I’ve long maintained that there is no such thing as a bad character, especially in comics. Sure, some characters are much harder to write than others, but all it takes is the right writer with the right angle on the character, and even the biggest stinker can work.
Which, of course, brings me to the Sentry.
Comic fans hate Sentry, and not without good reason. His status as a “classic” Marvel character who everyone simply forgot existed means that essentially every Marvel comic you’ve ever read didn’t happen the way you remember it happening, which combined with his reappearance as this super-powerful guy who no one can stop, but mostly just mopes around a lot and refuses to do anything, has garnered him a lot of fan resentment—as well as a whole boatload of crappy stories. His recent death in Siege, which ended with Thor throwing his corpse into the sun like a heap of extra offensive garbage, was met with the internet equivalent of a round of applause.
All of which is a shame, because while Sentry wasn’t ever used all that well, that never had to be the case.
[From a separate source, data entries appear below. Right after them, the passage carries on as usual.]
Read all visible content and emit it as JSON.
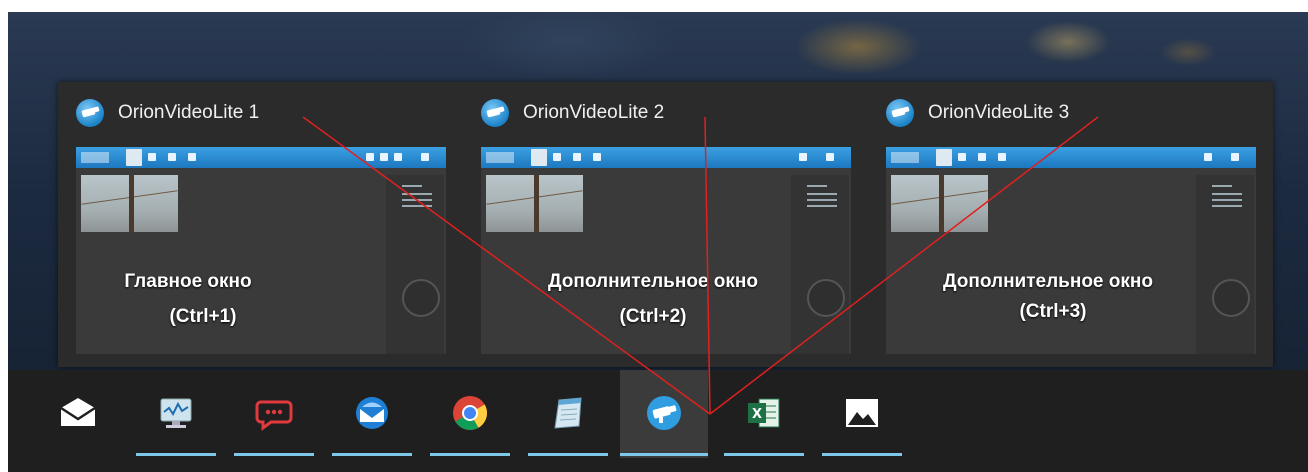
{
  "colors": {
    "panel_bg": "#2b2b2b",
    "taskbar_bg": "#1f1f1f",
    "accent_underline": "#7fc7e8",
    "annotation_line": "#e02020",
    "mini_toolbar": "#1d78c0"
  },
  "preview": {
    "thumbnails": [
      {
        "title": "OrionVideoLite 1",
        "caption_line1": "Главное окно",
        "caption_line2": "(Ctrl+1)",
        "icon": "camera-app-icon"
      },
      {
        "title": "OrionVideoLite 2",
        "caption_line1": "Дополнительное окно",
        "caption_line2": "(Ctrl+2)",
        "icon": "camera-app-icon"
      },
      {
        "title": "OrionVideoLite 3",
        "caption_line1": "Дополнительное окно",
        "caption_line2": "(Ctrl+3)",
        "icon": "camera-app-icon"
      }
    ]
  },
  "taskbar": {
    "items": [
      {
        "icon": "mail-envelope-icon",
        "running": false,
        "active": false
      },
      {
        "icon": "system-monitor-icon",
        "running": true,
        "active": false
      },
      {
        "icon": "chat-bubble-icon",
        "running": true,
        "active": false
      },
      {
        "icon": "mail-client-icon",
        "running": true,
        "active": false
      },
      {
        "icon": "chrome-browser-icon",
        "running": true,
        "active": false
      },
      {
        "icon": "notepad-icon",
        "running": true,
        "active": false
      },
      {
        "icon": "camera-app-icon",
        "running": true,
        "active": true
      },
      {
        "icon": "excel-icon",
        "running": true,
        "active": false
      },
      {
        "icon": "photos-icon",
        "running": true,
        "active": false
      }
    ]
  }
}
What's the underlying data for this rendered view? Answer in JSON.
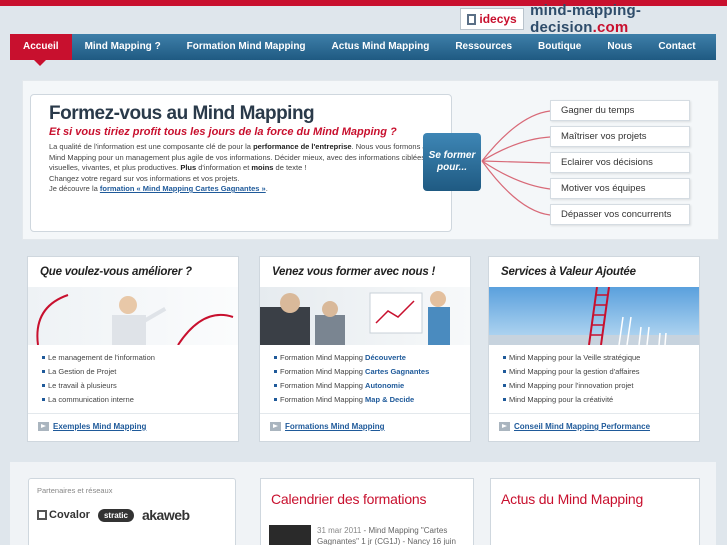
{
  "header": {
    "logo_brand": "idecys",
    "site_name_prefix": "mind-mapping-decision",
    "site_name_suffix": ".com"
  },
  "nav": {
    "items": [
      "Accueil",
      "Mind Mapping ?",
      "Formation Mind Mapping",
      "Actus Mind Mapping",
      "Ressources",
      "Boutique",
      "Nous",
      "Contact"
    ]
  },
  "hero": {
    "title": "Formez-vous au Mind Mapping",
    "subtitle": "Et si vous tiriez profit tous les jours de la force du Mind Mapping ?",
    "p1_a": "La qualité de l'information est une composante clé de pour la ",
    "p1_b": "performance de l'entreprise",
    "p1_c": ". Nous vous formons au Mind Mapping pour un management plus agile de vos informations. Décider mieux, avec des informations ciblées, visuelles, vivantes, et plus productives. ",
    "p1_d": "Plus",
    "p1_e": " d'information et ",
    "p1_f": "moins",
    "p1_g": " de texte !",
    "p2": "Changez votre regard sur vos informations et vos projets.",
    "p3_a": "Je découvre la ",
    "p3_link": "formation « Mind Mapping Cartes Gagnantes »",
    "p3_b": ".",
    "cta": "Se former pour...",
    "benefits": [
      "Gagner du temps",
      "Maîtriser vos projets",
      "Eclairer vos décisions",
      "Motiver vos équipes",
      "Dépasser vos concurrents"
    ]
  },
  "cards": [
    {
      "title": "Que voulez-vous améliorer ?",
      "items": [
        "Le management de l'information",
        "La Gestion de Projet",
        "Le travail à plusieurs",
        "La communication interne"
      ],
      "link": "Exemples Mind Mapping"
    },
    {
      "title": "Venez vous former avec nous !",
      "prefix": "Formation Mind Mapping ",
      "items": [
        "Découverte",
        "Cartes Gagnantes",
        "Autonomie",
        "Map & Decide"
      ],
      "link": "Formations Mind Mapping"
    },
    {
      "title": "Services à Valeur Ajoutée",
      "items": [
        "Mind Mapping pour la Veille stratégique",
        "Mind Mapping pour la gestion d'affaires",
        "Mind Mapping pour l'innovation projet",
        "Mind Mapping pour la créativité"
      ],
      "link": "Conseil Mind Mapping Performance"
    }
  ],
  "partners": {
    "title": "Partenaires et réseaux",
    "logos": [
      "Covalor",
      "stratic",
      "akaweb"
    ]
  },
  "calendar": {
    "title": "Calendrier des formations",
    "event_date": "31 mar 2011",
    "event_text": " - Mind Mapping \"Cartes Gagnantes\" 1 jr (CG1J) - Nancy 16 juin"
  },
  "news": {
    "title": "Actus du Mind Mapping"
  },
  "colors": {
    "brand_red": "#c8102e",
    "nav_blue": "#1f5a82",
    "link_blue": "#1f5a9a"
  }
}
He has a solid costume design, and his premise, while obviously something that needs to be handled gingerly, is an interesting one, and the right writer could have a field day exploring all the metafictional possibilities of a character which had simply been forgotten (can you imagine if Grant Morrison still worked for Marvel when the Sentry had been introduced?). Furthermore Sentry’s tagline, “The power of a million exploding suns!” is without question one of the best I’ve ever heard. Not only is it cool as hell, it’s instantly memorably, and surprisingly subtle to boot. It tells you not only how powerful the Sentry is, but also hints at how unstable he must be as well; it can’t be an easy task to wrangle the power of a million exploding suns.
So while the mainline Marvel continuity fumbled the Sentry’s potential, Jeff Parker and Paul Tobin’s stand-alone miniseries The Age of the Sentry understands how to use Sentry perfectly, and proves that even the most difficult character can be used to great effect.
Parker and Tobin accomplish this by taking the core of the Sentry’s concept, that he is a classic, 1960s, Marvel character, and expand on it by showing what those stories would have been like. The end result is a campy, fun series, which still manages to surprise the reader at various points, and, despite its technically out of continuity status, tie into the Sentry’s role in the modern Marvel universe. The Age of the Sentry is never afraid to seem ridiculous (unlike much of mainline Marvel, which is terrified of looking silly—and then just ends up looking even sillier as a result), giving Sentry over the top villains such as Cranio, The Man With the Tri-Level Mind (he literally has three brains, but he only refers to it as his “tri-level mind”), as well as sending our hero on adventures involving giving a space alien dating advice, a rivalry with Truman Capote, and an encounter with the “Golden Age Sentry,” who despite possessing the power of a million exploding suns, carries a handgun and loves to use it. All of this is presented with a sort of straight faced absurdity that only serves to make the comic even more entertaining. Further, despite having a different artist on almost every single issue, the art is uniformly excellent; cartoony without being ridiculous, and pops right off of the page.
This series managed to fly under the radar when it was coming out, and even I only read it because I found the trade marked down to ten bucks, but I can’t recommend it enough, even if, especially if, you hate the Sentry. Even the most irritating character can make for an interesting story, and The Age of the Sentry proves it.